Problem to solve: Output all the records word for word. Drop the pictures.

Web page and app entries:
● ● ● ● ● ● ●
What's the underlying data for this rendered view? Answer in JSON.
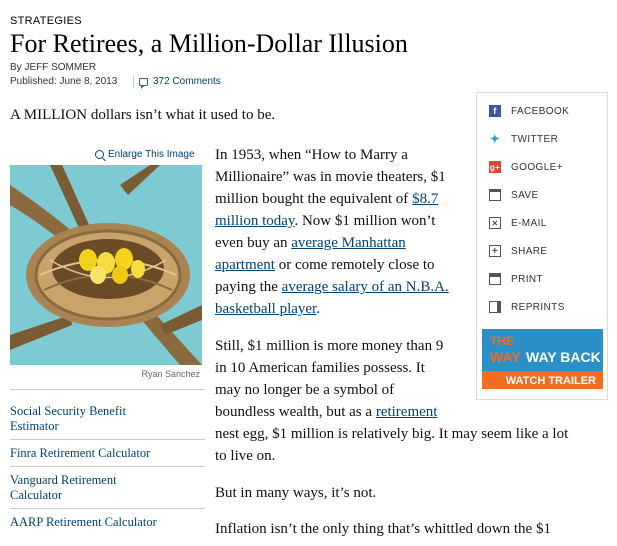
{
  "article": {
    "kicker": "STRATEGIES",
    "headline": "For Retirees, a Million-Dollar Illusion",
    "byline": "By JEFF SOMMER",
    "published": "Published: June 8, 2013",
    "comments": "372 Comments",
    "lead": "A MILLION dollars isn’t what it used to be.",
    "para1": {
      "l1": "In 1953, when “How to Marry a",
      "l2": "Millionaire” was in movie theaters, $1",
      "l3_pre": "million bought the equivalent of ",
      "l3_link": "$8.7",
      "l4_link": "million today",
      "l4_post": ". Now $1 million won’t",
      "l5_pre": "even buy an ",
      "l5_link": "average Manhattan",
      "l6_link": "apartment",
      "l6_post": " or come remotely close to",
      "l7_pre": "paying the ",
      "l7_link": "average salary of an N.B.A.",
      "l8_link": "basketball player",
      "l8_post": "."
    },
    "para2": {
      "l1": "Still, $1 million is more money than 9",
      "l2": "in 10 American families possess. It",
      "l3": "may no longer be a symbol of",
      "l4_pre": "boundless wealth, but as a ",
      "l4_link": "retirement",
      "l5": "nest egg, $1 million is relatively big. It may seem like a lot",
      "l6": "to live on."
    },
    "para3": "But in many ways, it’s not.",
    "para4": "Inflation isn’t the only thing that’s whittled down the $1"
  },
  "image": {
    "enlarge_label": "Enlarge This Image",
    "credit": "Ryan Sanchez"
  },
  "related": [
    {
      "l1": "Social Security Benefit",
      "l2": "Estimator"
    },
    {
      "l1": "Finra Retirement Calculator",
      "l2": ""
    },
    {
      "l1": "Vanguard Retirement",
      "l2": "Calculator"
    },
    {
      "l1": "AARP Retirement Calculator",
      "l2": ""
    }
  ],
  "share": {
    "items": [
      {
        "label": "FACEBOOK",
        "icon": "facebook-icon"
      },
      {
        "label": "TWITTER",
        "icon": "twitter-icon"
      },
      {
        "label": "GOOGLE+",
        "icon": "google-plus-icon"
      },
      {
        "label": "SAVE",
        "icon": "folder-icon"
      },
      {
        "label": "E-MAIL",
        "icon": "envelope-icon"
      },
      {
        "label": "SHARE",
        "icon": "plus-box-icon"
      },
      {
        "label": "PRINT",
        "icon": "printer-icon"
      },
      {
        "label": "REPRINTS",
        "icon": "reprints-icon"
      }
    ]
  },
  "ad": {
    "line1": "THE",
    "line2a": "WAY",
    "line2b": "WAY BACK",
    "cta": "WATCH TRAILER"
  },
  "colors": {
    "link": "#004276",
    "facebook": "#3b5998",
    "twitter": "#2a9fd8",
    "google": "#d24b32",
    "ad_blue": "#2b8fc8",
    "ad_orange": "#f26d21"
  }
}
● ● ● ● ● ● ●
Exercise solution:
What's the underlying data for this rendered view? Answer in JSON.
{
  "article": {
    "kicker": "STRATEGIES",
    "headline": "For Retirees, a Million-Dollar Illusion",
    "byline": "By JEFF SOMMER",
    "published": "Published: June 8, 2013",
    "comments": "372 Comments",
    "lead": "A MILLION dollars isn’t what it used to be.",
    "para1": {
      "l1": "In 1953, when “How to Marry a",
      "l2": "Millionaire” was in movie theaters, $1",
      "l3_pre": "million bought the equivalent of ",
      "l3_link": "$8.7",
      "l4_link": "million today",
      "l4_post": ". Now $1 million won’t",
      "l5_pre": "even buy an ",
      "l5_link": "average Manhattan",
      "l6_link": "apartment",
      "l6_post": " or come remotely close to",
      "l7_pre": "paying the ",
      "l7_link": "average salary of an N.B.A.",
      "l8_link": "basketball player",
      "l8_post": "."
    },
    "para2": {
      "l1": "Still, $1 million is more money than 9",
      "l2": "in 10 American families possess. It",
      "l3": "may no longer be a symbol of",
      "l4_pre": "boundless wealth, but as a ",
      "l4_link": "retirement",
      "l5": "nest egg, $1 million is relatively big. It may seem like a lot",
      "l6": "to live on."
    },
    "para3": "But in many ways, it’s not.",
    "para4": "Inflation isn’t the only thing that’s whittled down the $1"
  },
  "image": {
    "enlarge_label": "Enlarge This Image",
    "credit": "Ryan Sanchez"
  },
  "related": [
    {
      "l1": "Social Security Benefit",
      "l2": "Estimator"
    },
    {
      "l1": "Finra Retirement Calculator",
      "l2": ""
    },
    {
      "l1": "Vanguard Retirement",
      "l2": "Calculator"
    },
    {
      "l1": "AARP Retirement Calculator",
      "l2": ""
    }
  ],
  "share": {
    "items": [
      {
        "label": "FACEBOOK",
        "icon": "facebook-icon"
      },
      {
        "label": "TWITTER",
        "icon": "twitter-icon"
      },
      {
        "label": "GOOGLE+",
        "icon": "google-plus-icon"
      },
      {
        "label": "SAVE",
        "icon": "folder-icon"
      },
      {
        "label": "E-MAIL",
        "icon": "envelope-icon"
      },
      {
        "label": "SHARE",
        "icon": "plus-box-icon"
      },
      {
        "label": "PRINT",
        "icon": "printer-icon"
      },
      {
        "label": "REPRINTS",
        "icon": "reprints-icon"
      }
    ]
  },
  "ad": {
    "line1": "THE",
    "line2a": "WAY",
    "line2b": "WAY BACK",
    "cta": "WATCH TRAILER"
  },
  "colors": {
    "link": "#004276",
    "facebook": "#3b5998",
    "twitter": "#2a9fd8",
    "google": "#d24b32",
    "ad_blue": "#2b8fc8",
    "ad_orange": "#f26d21"
  }
}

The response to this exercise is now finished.